* [What you should do] In the listing that follows, how many lines contain "Subscriber"? Give the number only.

* [Data records]
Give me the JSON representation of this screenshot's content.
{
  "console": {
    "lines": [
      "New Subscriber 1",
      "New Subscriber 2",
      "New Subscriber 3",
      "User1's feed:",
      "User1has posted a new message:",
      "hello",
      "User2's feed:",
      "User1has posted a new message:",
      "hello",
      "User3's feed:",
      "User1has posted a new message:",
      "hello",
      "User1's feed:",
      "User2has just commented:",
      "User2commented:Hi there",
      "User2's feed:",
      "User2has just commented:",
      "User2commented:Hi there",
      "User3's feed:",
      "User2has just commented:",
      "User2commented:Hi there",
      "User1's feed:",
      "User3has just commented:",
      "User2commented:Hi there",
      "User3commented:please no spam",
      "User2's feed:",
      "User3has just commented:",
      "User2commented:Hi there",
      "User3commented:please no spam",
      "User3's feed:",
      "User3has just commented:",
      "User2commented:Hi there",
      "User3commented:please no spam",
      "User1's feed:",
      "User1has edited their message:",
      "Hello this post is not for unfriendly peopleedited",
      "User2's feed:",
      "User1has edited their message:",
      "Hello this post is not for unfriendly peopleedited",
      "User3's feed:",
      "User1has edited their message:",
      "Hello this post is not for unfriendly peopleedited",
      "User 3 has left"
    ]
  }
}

* [Answer to the problem] 3